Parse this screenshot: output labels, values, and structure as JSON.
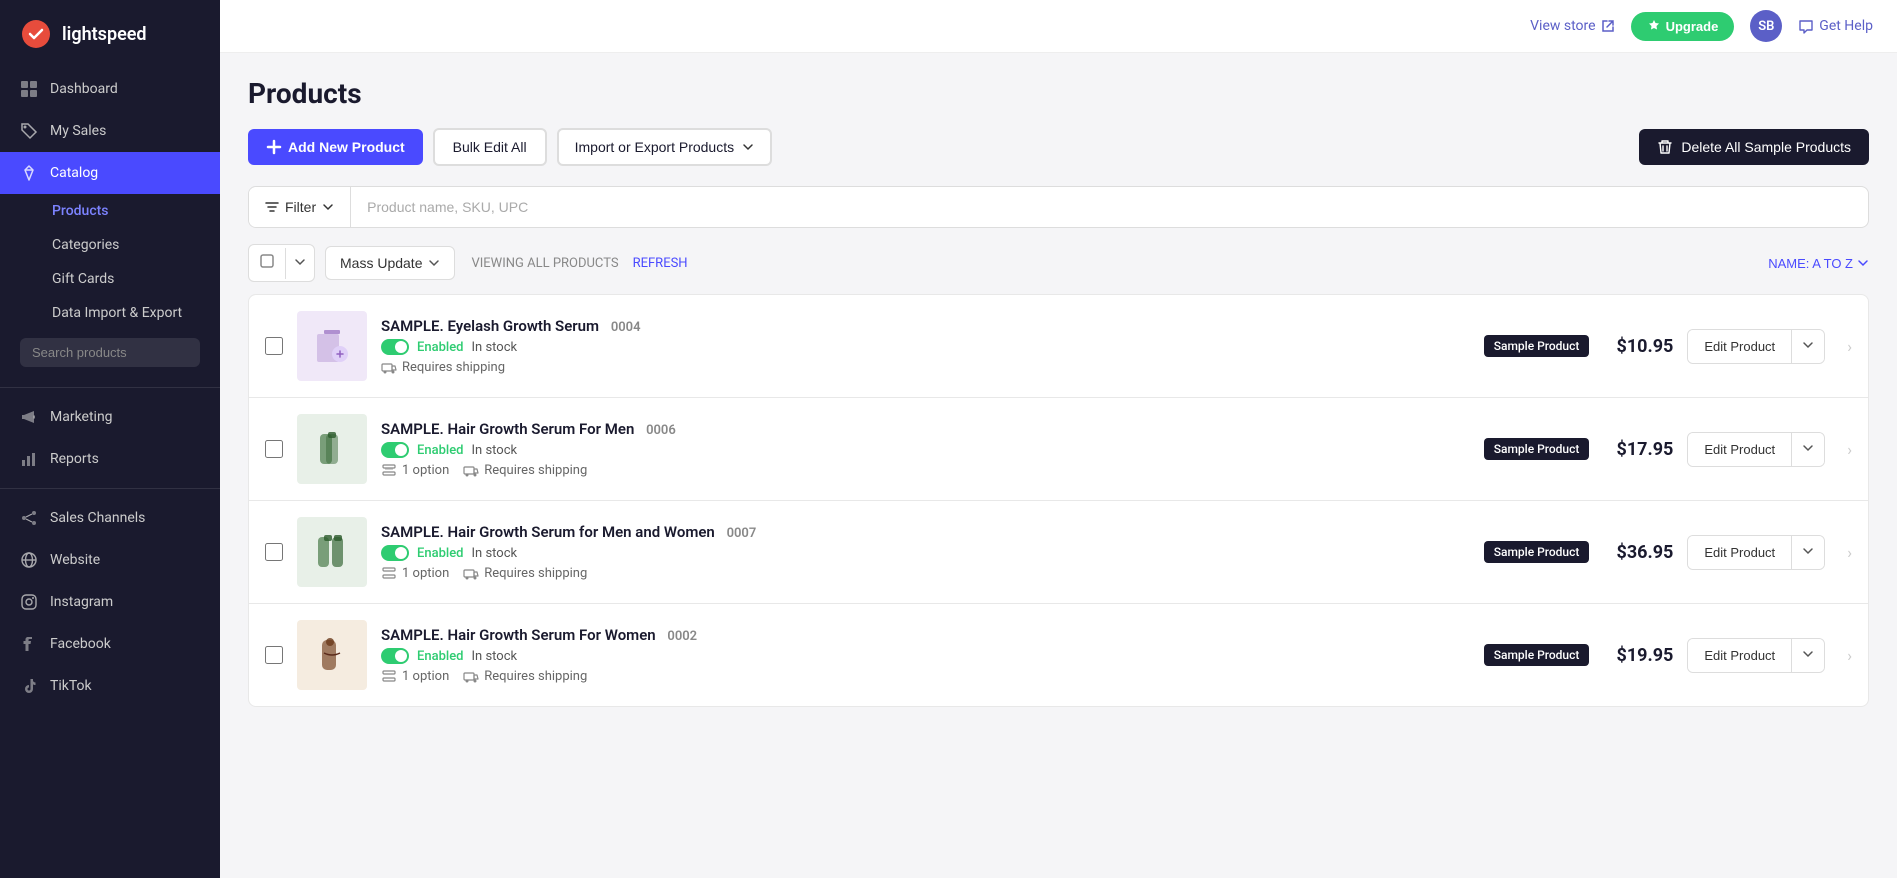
{
  "sidebar": {
    "logo_text": "lightspeed",
    "nav_items": [
      {
        "id": "dashboard",
        "label": "Dashboard",
        "icon": "grid"
      },
      {
        "id": "my-sales",
        "label": "My Sales",
        "icon": "tag"
      },
      {
        "id": "catalog",
        "label": "Catalog",
        "icon": "diamond",
        "active": true
      }
    ],
    "sub_items": [
      {
        "id": "products",
        "label": "Products",
        "active": true
      },
      {
        "id": "categories",
        "label": "Categories"
      },
      {
        "id": "gift-cards",
        "label": "Gift Cards"
      },
      {
        "id": "data-import",
        "label": "Data Import & Export"
      }
    ],
    "search_placeholder": "Search products",
    "bottom_nav": [
      {
        "id": "marketing",
        "label": "Marketing",
        "icon": "megaphone"
      },
      {
        "id": "reports",
        "label": "Reports",
        "icon": "chart"
      },
      {
        "id": "sales-channels",
        "label": "Sales Channels",
        "icon": "share"
      },
      {
        "id": "website",
        "label": "Website",
        "icon": "globe"
      },
      {
        "id": "instagram",
        "label": "Instagram",
        "icon": "instagram"
      },
      {
        "id": "facebook",
        "label": "Facebook",
        "icon": "facebook"
      },
      {
        "id": "tiktok",
        "label": "TikTok",
        "icon": "tiktok"
      }
    ]
  },
  "topbar": {
    "view_store_label": "View store",
    "upgrade_label": "Upgrade",
    "avatar_initials": "SB",
    "get_help_label": "Get Help"
  },
  "page": {
    "title": "Products",
    "add_button": "Add New Product",
    "bulk_edit_button": "Bulk Edit All",
    "import_export_button": "Import or Export Products",
    "delete_samples_button": "Delete All Sample Products",
    "filter_label": "Filter",
    "search_placeholder": "Product name, SKU, UPC",
    "mass_update_label": "Mass Update",
    "viewing_text": "VIEWING ALL PRODUCTS",
    "refresh_label": "REFRESH",
    "sort_label": "NAME: A TO Z",
    "products": [
      {
        "id": "p1",
        "name": "SAMPLE. Eyelash Growth Serum",
        "sku": "0004",
        "status": "Enabled",
        "stock": "In stock",
        "is_sample": true,
        "price": "$10.95",
        "options": null,
        "requires_shipping": true,
        "img_bg": "#e8e0f0"
      },
      {
        "id": "p2",
        "name": "SAMPLE. Hair Growth Serum For Men",
        "sku": "0006",
        "status": "Enabled",
        "stock": "In stock",
        "is_sample": true,
        "price": "$17.95",
        "options": "1 option",
        "requires_shipping": true,
        "img_bg": "#e0e8e0"
      },
      {
        "id": "p3",
        "name": "SAMPLE. Hair Growth Serum for Men and Women",
        "sku": "0007",
        "status": "Enabled",
        "stock": "In stock",
        "is_sample": true,
        "price": "$36.95",
        "options": "1 option",
        "requires_shipping": true,
        "img_bg": "#e0e8e0"
      },
      {
        "id": "p4",
        "name": "SAMPLE. Hair Growth Serum For Women",
        "sku": "0002",
        "status": "Enabled",
        "stock": "In stock",
        "is_sample": true,
        "price": "$19.95",
        "options": "1 option",
        "requires_shipping": true,
        "img_bg": "#f0e8e0"
      }
    ],
    "edit_button_label": "Edit Product",
    "sample_badge_label": "Sample Product",
    "in_stock_label": "In stock",
    "enabled_label": "Enabled",
    "requires_shipping_label": "Requires shipping",
    "option_label": "1 option"
  }
}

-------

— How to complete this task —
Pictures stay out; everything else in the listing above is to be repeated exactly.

— Answer below —
Parse this screenshot: output labels, values, and structure as JSON.
{
  "sidebar": {
    "logo_text": "lightspeed",
    "nav_items": [
      {
        "id": "dashboard",
        "label": "Dashboard",
        "icon": "grid"
      },
      {
        "id": "my-sales",
        "label": "My Sales",
        "icon": "tag"
      },
      {
        "id": "catalog",
        "label": "Catalog",
        "icon": "diamond",
        "active": true
      }
    ],
    "sub_items": [
      {
        "id": "products",
        "label": "Products",
        "active": true
      },
      {
        "id": "categories",
        "label": "Categories"
      },
      {
        "id": "gift-cards",
        "label": "Gift Cards"
      },
      {
        "id": "data-import",
        "label": "Data Import & Export"
      }
    ],
    "search_placeholder": "Search products",
    "bottom_nav": [
      {
        "id": "marketing",
        "label": "Marketing",
        "icon": "megaphone"
      },
      {
        "id": "reports",
        "label": "Reports",
        "icon": "chart"
      },
      {
        "id": "sales-channels",
        "label": "Sales Channels",
        "icon": "share"
      },
      {
        "id": "website",
        "label": "Website",
        "icon": "globe"
      },
      {
        "id": "instagram",
        "label": "Instagram",
        "icon": "instagram"
      },
      {
        "id": "facebook",
        "label": "Facebook",
        "icon": "facebook"
      },
      {
        "id": "tiktok",
        "label": "TikTok",
        "icon": "tiktok"
      }
    ]
  },
  "topbar": {
    "view_store_label": "View store",
    "upgrade_label": "Upgrade",
    "avatar_initials": "SB",
    "get_help_label": "Get Help"
  },
  "page": {
    "title": "Products",
    "add_button": "Add New Product",
    "bulk_edit_button": "Bulk Edit All",
    "import_export_button": "Import or Export Products",
    "delete_samples_button": "Delete All Sample Products",
    "filter_label": "Filter",
    "search_placeholder": "Product name, SKU, UPC",
    "mass_update_label": "Mass Update",
    "viewing_text": "VIEWING ALL PRODUCTS",
    "refresh_label": "REFRESH",
    "sort_label": "NAME: A TO Z",
    "products": [
      {
        "id": "p1",
        "name": "SAMPLE. Eyelash Growth Serum",
        "sku": "0004",
        "status": "Enabled",
        "stock": "In stock",
        "is_sample": true,
        "price": "$10.95",
        "options": null,
        "requires_shipping": true,
        "img_bg": "#e8e0f0"
      },
      {
        "id": "p2",
        "name": "SAMPLE. Hair Growth Serum For Men",
        "sku": "0006",
        "status": "Enabled",
        "stock": "In stock",
        "is_sample": true,
        "price": "$17.95",
        "options": "1 option",
        "requires_shipping": true,
        "img_bg": "#e0e8e0"
      },
      {
        "id": "p3",
        "name": "SAMPLE. Hair Growth Serum for Men and Women",
        "sku": "0007",
        "status": "Enabled",
        "stock": "In stock",
        "is_sample": true,
        "price": "$36.95",
        "options": "1 option",
        "requires_shipping": true,
        "img_bg": "#e0e8e0"
      },
      {
        "id": "p4",
        "name": "SAMPLE. Hair Growth Serum For Women",
        "sku": "0002",
        "status": "Enabled",
        "stock": "In stock",
        "is_sample": true,
        "price": "$19.95",
        "options": "1 option",
        "requires_shipping": true,
        "img_bg": "#f0e8e0"
      }
    ],
    "edit_button_label": "Edit Product",
    "sample_badge_label": "Sample Product",
    "in_stock_label": "In stock",
    "enabled_label": "Enabled",
    "requires_shipping_label": "Requires shipping",
    "option_label": "1 option"
  }
}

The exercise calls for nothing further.